I suggest that strength training be done when strength is available. After cardiorespiratory training the muscular strength has been degraded. However, after a strength training session, you can still raise and lower your heart rate just as effectively as if you were doing it before. The pace will be a bit slower but with the same results, is that really a bad thing? However, if cardio IS your goal, then cardio should be done first. Its all about what you want to enhance the most getting the priority in your workouts.
I agree with Karin’s answer. There is really no one answer to this question. A lot depends upon your goal(s) in training. For example, if you are working on maximum strength development, then strength training first (after conducting a proper warm-up of course) is the best way to achieve this goal. As Karin correctly identifies, if my goal is muscular endurance instead, then performing my cardio workout first should not really present a problem in my training since I am not using maximum resistance in my resistance training, and I actually want to encourage my muscles to adapt to having to work while being somewhat fatigued.

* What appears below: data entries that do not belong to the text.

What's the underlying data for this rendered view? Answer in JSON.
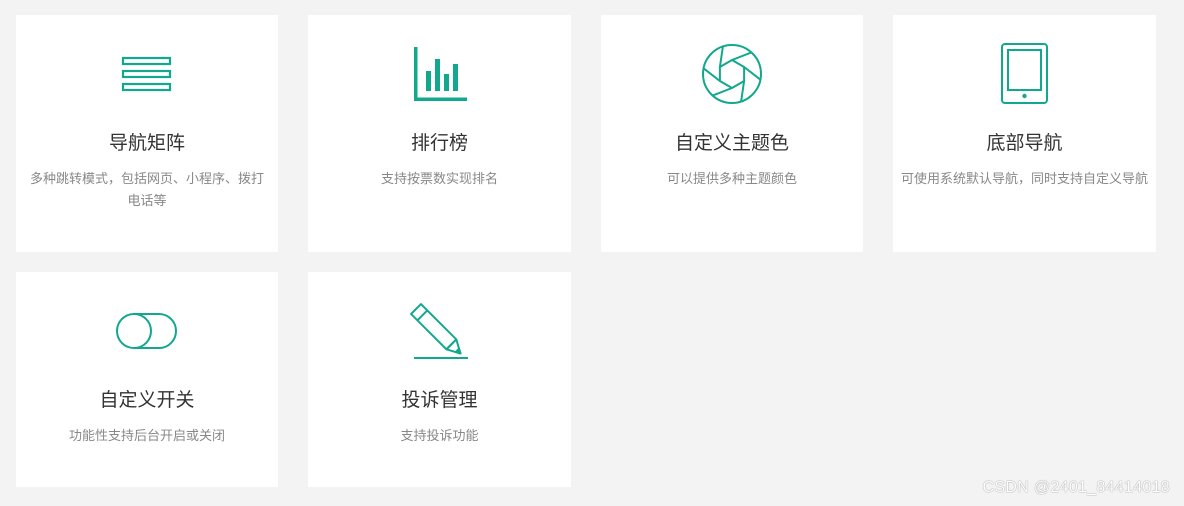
{
  "accent_color": "#12a88e",
  "cards": [
    {
      "icon": "list-icon",
      "title": "导航矩阵",
      "desc": "多种跳转模式，包括网页、小程序、拨打电话等"
    },
    {
      "icon": "bar-chart-icon",
      "title": "排行榜",
      "desc": "支持按票数实现排名"
    },
    {
      "icon": "aperture-icon",
      "title": "自定义主题色",
      "desc": "可以提供多种主题颜色"
    },
    {
      "icon": "tablet-icon",
      "title": "底部导航",
      "desc": "可使用系统默认导航，同时支持自定义导航"
    },
    {
      "icon": "toggle-icon",
      "title": "自定义开关",
      "desc": "功能性支持后台开启或关闭"
    },
    {
      "icon": "pencil-icon",
      "title": "投诉管理",
      "desc": "支持投诉功能"
    }
  ],
  "watermark": "CSDN @2401_84414018"
}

That being said, I’m a firm believer in mixing it up! So, oftentimes, despite my own or my clients training goal, I will sometimes conduct cardio first and resistance second or vice versa. I think this helps me present a different challenge to the body and in truth mimics more closely what might occur in the real world (i.e. my client doesn’t always get to choose to perform a strength movement when they’re fully rested…).
I hope this helps.

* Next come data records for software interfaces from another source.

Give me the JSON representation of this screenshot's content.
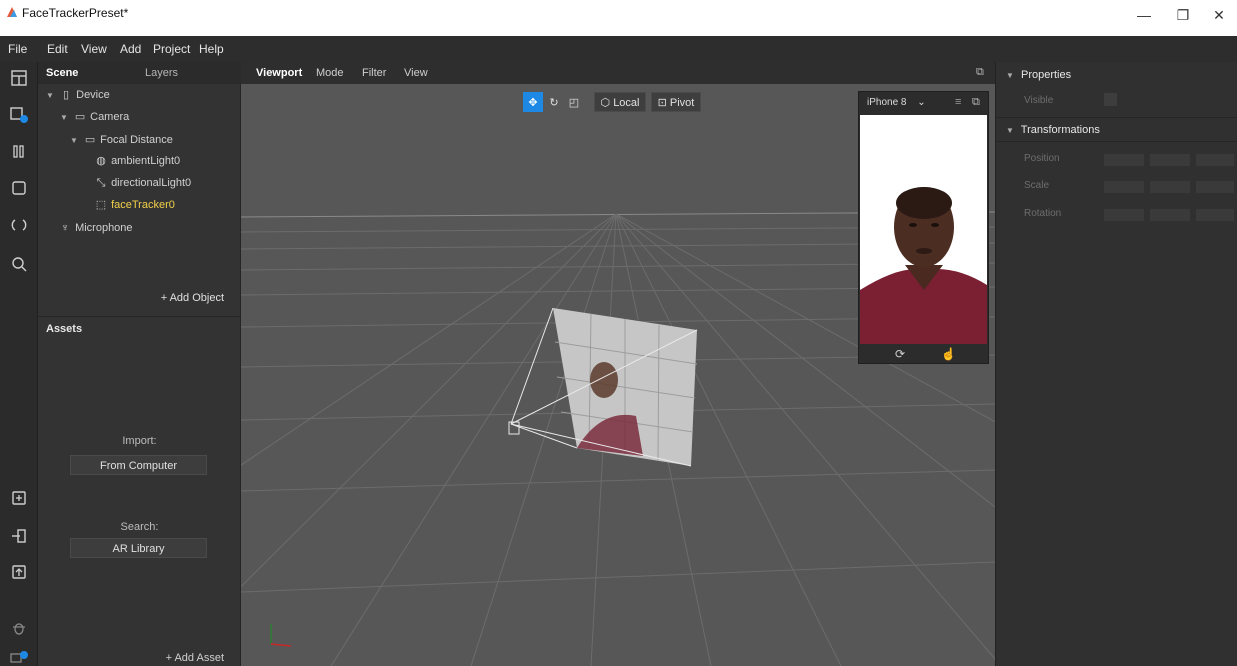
{
  "window": {
    "title": "FaceTrackerPreset*",
    "controls": [
      "—",
      "❐",
      "✕"
    ]
  },
  "menu": [
    "File",
    "Edit",
    "View",
    "Add",
    "Project",
    "Help"
  ],
  "scene_panel": {
    "tabs": [
      "Scene",
      "Layers"
    ],
    "tree": [
      {
        "label": "Device",
        "icon": "device-icon"
      },
      {
        "label": "Camera",
        "icon": "camera-icon"
      },
      {
        "label": "Focal Distance",
        "icon": "focal-distance-icon"
      },
      {
        "label": "ambientLight0",
        "icon": "ambient-light-icon"
      },
      {
        "label": "directionalLight0",
        "icon": "directional-light-icon"
      },
      {
        "label": "faceTracker0",
        "icon": "face-tracker-icon",
        "selected": true
      },
      {
        "label": "Microphone",
        "icon": "microphone-icon"
      }
    ],
    "add_object": "+ Add Object"
  },
  "assets_panel": {
    "title": "Assets",
    "import_label": "Import:",
    "import_button": "From Computer",
    "search_label": "Search:",
    "search_button": "AR Library",
    "add_asset": "+ Add Asset"
  },
  "viewport": {
    "tabs": [
      "Viewport",
      "Mode",
      "Filter",
      "View"
    ],
    "toolbar": {
      "local": "Local",
      "pivot": "Pivot"
    },
    "simulator": {
      "device": "iPhone 8"
    }
  },
  "properties": {
    "section_properties": "Properties",
    "visible_label": "Visible",
    "section_transformations": "Transformations",
    "position_label": "Position",
    "scale_label": "Scale",
    "rotation_label": "Rotation"
  },
  "colors": {
    "accent": "#1e88e5",
    "selected_text": "#f2d14a",
    "viewport_bg": "#565656"
  }
}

I agree with Jason, strength before cardio, regardless of your form of strength training or reason for training.
I look at it like this, the energy that you need to perform strength activities is different from the energy you need to do a continuous activity, such as cardio. That being said, it doesn’t mean you won’t be tired after either activity.
However, the likelihood that you’ll be able to get through your cardio after strength training is higher than if you were to do it the other way around. That’s how I train and how I teach others to train.

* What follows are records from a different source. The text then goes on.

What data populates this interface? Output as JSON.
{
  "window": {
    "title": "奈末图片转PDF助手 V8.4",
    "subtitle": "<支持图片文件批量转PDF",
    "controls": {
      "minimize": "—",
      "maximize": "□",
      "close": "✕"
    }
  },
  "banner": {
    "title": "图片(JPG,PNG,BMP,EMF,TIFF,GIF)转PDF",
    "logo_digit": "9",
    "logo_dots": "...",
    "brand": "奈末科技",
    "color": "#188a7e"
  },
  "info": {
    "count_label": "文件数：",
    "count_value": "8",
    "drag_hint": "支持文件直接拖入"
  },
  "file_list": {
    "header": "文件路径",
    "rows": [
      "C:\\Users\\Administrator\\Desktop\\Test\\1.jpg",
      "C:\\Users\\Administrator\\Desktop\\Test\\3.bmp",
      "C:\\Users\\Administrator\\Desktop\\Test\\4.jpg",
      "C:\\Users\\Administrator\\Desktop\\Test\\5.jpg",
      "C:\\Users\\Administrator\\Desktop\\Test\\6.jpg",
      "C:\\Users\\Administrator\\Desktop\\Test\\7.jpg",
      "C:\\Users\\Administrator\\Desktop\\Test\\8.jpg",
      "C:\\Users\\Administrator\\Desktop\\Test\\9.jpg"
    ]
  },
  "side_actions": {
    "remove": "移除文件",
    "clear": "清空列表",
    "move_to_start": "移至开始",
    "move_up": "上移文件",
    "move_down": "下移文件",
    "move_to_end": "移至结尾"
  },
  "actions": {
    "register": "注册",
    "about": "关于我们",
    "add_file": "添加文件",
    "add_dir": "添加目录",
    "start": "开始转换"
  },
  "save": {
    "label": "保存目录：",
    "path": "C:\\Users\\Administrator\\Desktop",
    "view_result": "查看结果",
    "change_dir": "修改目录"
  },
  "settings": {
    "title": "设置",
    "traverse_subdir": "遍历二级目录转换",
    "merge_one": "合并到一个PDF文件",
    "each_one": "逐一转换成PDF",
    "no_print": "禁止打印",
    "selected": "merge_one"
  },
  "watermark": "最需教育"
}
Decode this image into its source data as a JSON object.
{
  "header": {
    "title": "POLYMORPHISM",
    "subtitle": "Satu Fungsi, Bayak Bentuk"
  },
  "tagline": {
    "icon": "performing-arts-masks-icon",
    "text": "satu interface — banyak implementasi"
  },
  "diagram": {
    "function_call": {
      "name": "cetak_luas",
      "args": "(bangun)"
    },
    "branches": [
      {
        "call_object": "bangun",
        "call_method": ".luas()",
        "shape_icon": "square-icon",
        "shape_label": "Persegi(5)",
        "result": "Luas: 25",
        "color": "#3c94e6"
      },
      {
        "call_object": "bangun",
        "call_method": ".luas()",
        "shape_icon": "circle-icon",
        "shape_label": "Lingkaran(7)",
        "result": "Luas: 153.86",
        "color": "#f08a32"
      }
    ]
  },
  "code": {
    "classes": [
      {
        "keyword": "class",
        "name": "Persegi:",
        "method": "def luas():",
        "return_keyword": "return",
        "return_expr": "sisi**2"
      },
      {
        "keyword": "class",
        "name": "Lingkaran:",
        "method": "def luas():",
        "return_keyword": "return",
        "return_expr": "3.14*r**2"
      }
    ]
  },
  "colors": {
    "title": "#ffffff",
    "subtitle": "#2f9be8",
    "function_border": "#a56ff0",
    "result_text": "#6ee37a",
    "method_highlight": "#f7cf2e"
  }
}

Exception? If your workouts are at two separate times of the day. In that case, it doesn’t matter which you do first because you’ll have sufficient time to replenish and recover.
I prefer to start off with a five minute warm up to get the heart rate up this can include jump rope, jumping jacks, running in place, burpees etc., then a two to five minute stretch (ideally stretching the muscles you will be using during the workout) this is also a way to get focused on the workout ahead. If your doing two to three resistance days every week with split sets (alternating lower body to upper body), then a cardio day in between, you can do just resistance on resistance days. When I say resistance I mean training with resistance devises (bands, weights, kettle bells). If your doing two to three workouts a week with no cardio days in between, then I would suggest breaking the workout into two parts, 1/2 hour resistance training, 1/2 hour cardio training, in that order. In most cases cardio training is easier than resistance training when it comes to form, and form is the most important aspect of the workout to prevent injury. If you spend the first half of your workout on a treadmill and get your heart rate up to 55% – 85% of your max, and keep it up for at least twenty minutes this will fatigue your muscles, making good form during the resistance training harder to maintain. Therefore I like to start with resistance when you have your full energy available, so form stays in tact, then finish with cardio.
And in response to the last blog. Strength training is the use of resistance to muscular contraction to build the strength, anaerobic endurance, and size of skeletal muscles. Basically, strength training and resistance training are often used interchangeably.
Can I play the devil’s advocate? There is a huge difference between strength training and resistance training. People who training for strength want to be able to lift their maximal loads. My Granny can do a bit a resistance training with 3 pound weights. Doesn’t mean she is strength training.
If you were truly strength training, like an Olympic power lifter who is truly strength training, then I would say. Strength train today and give it rest on the cardio.